◆ About this exercise:
Give back every record below in full and exactly, but without a single image.

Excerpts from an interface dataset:
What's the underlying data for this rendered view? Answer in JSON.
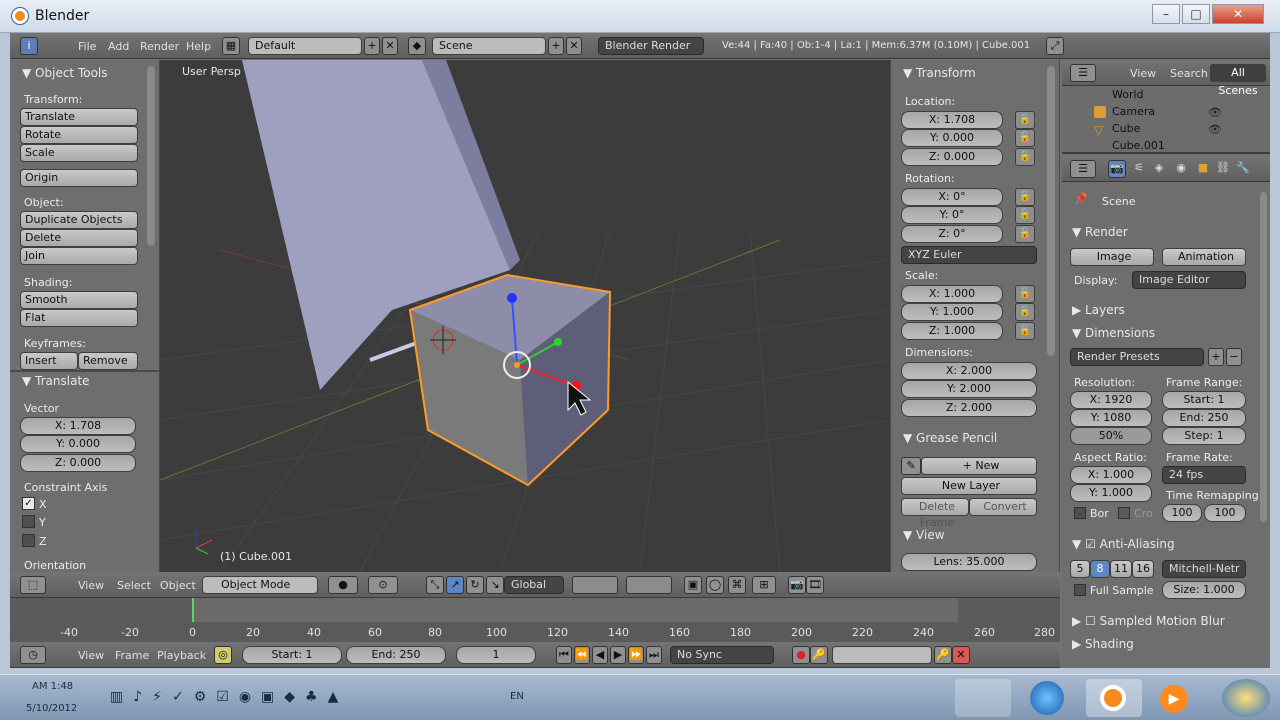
{
  "window": {
    "title": "Blender"
  },
  "topbar": {
    "menus": [
      "File",
      "Add",
      "Render",
      "Help"
    ],
    "screen_layout": "Default",
    "scene": "Scene",
    "engine": "Blender Render",
    "stats": "Ve:44 | Fa:40 | Ob:1-4 | La:1 | Mem:6.37M (0.10M) | Cube.001"
  },
  "tools": {
    "title": "Object Tools",
    "transform_label": "Transform:",
    "translate": "Translate",
    "rotate": "Rotate",
    "scale": "Scale",
    "origin": "Origin",
    "object_label": "Object:",
    "duplicate": "Duplicate Objects",
    "delete": "Delete",
    "join": "Join",
    "shading_label": "Shading:",
    "smooth": "Smooth",
    "flat": "Flat",
    "keyframes_label": "Keyframes:",
    "insert": "Insert",
    "remove": "Remove"
  },
  "operator": {
    "title": "Translate",
    "vector_label": "Vector",
    "x": "X: 1.708",
    "y": "Y: 0.000",
    "z": "Z: 0.000",
    "constraint_label": "Constraint Axis",
    "cx": "X",
    "cy": "Y",
    "cz": "Z",
    "orientation_label": "Orientation"
  },
  "viewport": {
    "view_name": "User Persp",
    "object_name": "(1) Cube.001"
  },
  "properties_n": {
    "transform_title": "Transform",
    "location_label": "Location:",
    "loc_x": "X: 1.708",
    "loc_y": "Y: 0.000",
    "loc_z": "Z: 0.000",
    "rotation_label": "Rotation:",
    "rot_x": "X: 0°",
    "rot_y": "Y: 0°",
    "rot_z": "Z: 0°",
    "rotation_mode": "XYZ Euler",
    "scale_label": "Scale:",
    "sc_x": "X: 1.000",
    "sc_y": "Y: 1.000",
    "sc_z": "Z: 1.000",
    "dimensions_label": "Dimensions:",
    "dim_x": "X: 2.000",
    "dim_y": "Y: 2.000",
    "dim_z": "Z: 2.000",
    "grease_title": "Grease Pencil",
    "new": "New",
    "new_layer": "New Layer",
    "delete_frame": "Delete Frame",
    "convert": "Convert",
    "view_title": "View",
    "lens": "Lens: 35.000"
  },
  "outliner": {
    "view": "View",
    "search": "Search",
    "all_scenes": "All Scenes",
    "items": [
      "World",
      "Camera",
      "Cube",
      "Cube.001"
    ]
  },
  "render": {
    "scene_label": "Scene",
    "render_title": "Render",
    "image": "Image",
    "animation": "Animation",
    "display_label": "Display:",
    "display_value": "Image Editor",
    "layers": "Layers",
    "dimensions": "Dimensions",
    "presets": "Render Presets",
    "resolution_label": "Resolution:",
    "res_x": "X: 1920",
    "res_y": "Y: 1080",
    "res_pct": "50%",
    "frame_range_label": "Frame Range:",
    "start": "Start: 1",
    "end": "End: 250",
    "step": "Step: 1",
    "aspect_label": "Aspect Ratio:",
    "asp_x": "X: 1.000",
    "asp_y": "Y: 1.000",
    "frame_rate_label": "Frame Rate:",
    "fps": "24 fps",
    "remap_label": "Time Remapping:",
    "remap_old": "100",
    "remap_new": "100",
    "bor": "Bor",
    "cro": "Cro",
    "aa_title": "Anti-Aliasing",
    "aa_5": "5",
    "aa_8": "8",
    "aa_11": "11",
    "aa_16": "16",
    "aa_filter": "Mitchell-Netr",
    "full_sample": "Full Sample",
    "aa_size": "Size: 1.000",
    "motion_blur": "Sampled Motion Blur",
    "shading": "Shading"
  },
  "view3d_header": {
    "view": "View",
    "select": "Select",
    "object": "Object",
    "mode": "Object Mode",
    "orientation": "Global"
  },
  "timeline": {
    "ticks": [
      "-40",
      "-20",
      "0",
      "20",
      "40",
      "60",
      "80",
      "100",
      "120",
      "140",
      "160",
      "180",
      "200",
      "220",
      "240",
      "260",
      "280"
    ],
    "view": "View",
    "frame": "Frame",
    "playback": "Playback",
    "start": "Start: 1",
    "end": "End: 250",
    "current": "1",
    "sync": "No Sync"
  },
  "taskbar": {
    "time": "AM 1:48",
    "date": "5/10/2012",
    "lang": "EN"
  }
}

◆ Reply:
What's the underlying data for this rendered view? Answer in JSON.
{
  "window": {
    "title": "Blender"
  },
  "topbar": {
    "menus": [
      "File",
      "Add",
      "Render",
      "Help"
    ],
    "screen_layout": "Default",
    "scene": "Scene",
    "engine": "Blender Render",
    "stats": "Ve:44 | Fa:40 | Ob:1-4 | La:1 | Mem:6.37M (0.10M) | Cube.001"
  },
  "tools": {
    "title": "Object Tools",
    "transform_label": "Transform:",
    "translate": "Translate",
    "rotate": "Rotate",
    "scale": "Scale",
    "origin": "Origin",
    "object_label": "Object:",
    "duplicate": "Duplicate Objects",
    "delete": "Delete",
    "join": "Join",
    "shading_label": "Shading:",
    "smooth": "Smooth",
    "flat": "Flat",
    "keyframes_label": "Keyframes:",
    "insert": "Insert",
    "remove": "Remove"
  },
  "operator": {
    "title": "Translate",
    "vector_label": "Vector",
    "x": "X: 1.708",
    "y": "Y: 0.000",
    "z": "Z: 0.000",
    "constraint_label": "Constraint Axis",
    "cx": "X",
    "cy": "Y",
    "cz": "Z",
    "orientation_label": "Orientation"
  },
  "viewport": {
    "view_name": "User Persp",
    "object_name": "(1) Cube.001"
  },
  "properties_n": {
    "transform_title": "Transform",
    "location_label": "Location:",
    "loc_x": "X: 1.708",
    "loc_y": "Y: 0.000",
    "loc_z": "Z: 0.000",
    "rotation_label": "Rotation:",
    "rot_x": "X: 0°",
    "rot_y": "Y: 0°",
    "rot_z": "Z: 0°",
    "rotation_mode": "XYZ Euler",
    "scale_label": "Scale:",
    "sc_x": "X: 1.000",
    "sc_y": "Y: 1.000",
    "sc_z": "Z: 1.000",
    "dimensions_label": "Dimensions:",
    "dim_x": "X: 2.000",
    "dim_y": "Y: 2.000",
    "dim_z": "Z: 2.000",
    "grease_title": "Grease Pencil",
    "new": "New",
    "new_layer": "New Layer",
    "delete_frame": "Delete Frame",
    "convert": "Convert",
    "view_title": "View",
    "lens": "Lens: 35.000"
  },
  "outliner": {
    "view": "View",
    "search": "Search",
    "all_scenes": "All Scenes",
    "items": [
      "World",
      "Camera",
      "Cube",
      "Cube.001"
    ]
  },
  "render": {
    "scene_label": "Scene",
    "render_title": "Render",
    "image": "Image",
    "animation": "Animation",
    "display_label": "Display:",
    "display_value": "Image Editor",
    "layers": "Layers",
    "dimensions": "Dimensions",
    "presets": "Render Presets",
    "resolution_label": "Resolution:",
    "res_x": "X: 1920",
    "res_y": "Y: 1080",
    "res_pct": "50%",
    "frame_range_label": "Frame Range:",
    "start": "Start: 1",
    "end": "End: 250",
    "step": "Step: 1",
    "aspect_label": "Aspect Ratio:",
    "asp_x": "X: 1.000",
    "asp_y": "Y: 1.000",
    "frame_rate_label": "Frame Rate:",
    "fps": "24 fps",
    "remap_label": "Time Remapping:",
    "remap_old": "100",
    "remap_new": "100",
    "bor": "Bor",
    "cro": "Cro",
    "aa_title": "Anti-Aliasing",
    "aa_5": "5",
    "aa_8": "8",
    "aa_11": "11",
    "aa_16": "16",
    "aa_filter": "Mitchell-Netr",
    "full_sample": "Full Sample",
    "aa_size": "Size: 1.000",
    "motion_blur": "Sampled Motion Blur",
    "shading": "Shading"
  },
  "view3d_header": {
    "view": "View",
    "select": "Select",
    "object": "Object",
    "mode": "Object Mode",
    "orientation": "Global"
  },
  "timeline": {
    "ticks": [
      "-40",
      "-20",
      "0",
      "20",
      "40",
      "60",
      "80",
      "100",
      "120",
      "140",
      "160",
      "180",
      "200",
      "220",
      "240",
      "260",
      "280"
    ],
    "view": "View",
    "frame": "Frame",
    "playback": "Playback",
    "start": "Start: 1",
    "end": "End: 250",
    "current": "1",
    "sync": "No Sync"
  },
  "taskbar": {
    "time": "AM 1:48",
    "date": "5/10/2012",
    "lang": "EN"
  }
}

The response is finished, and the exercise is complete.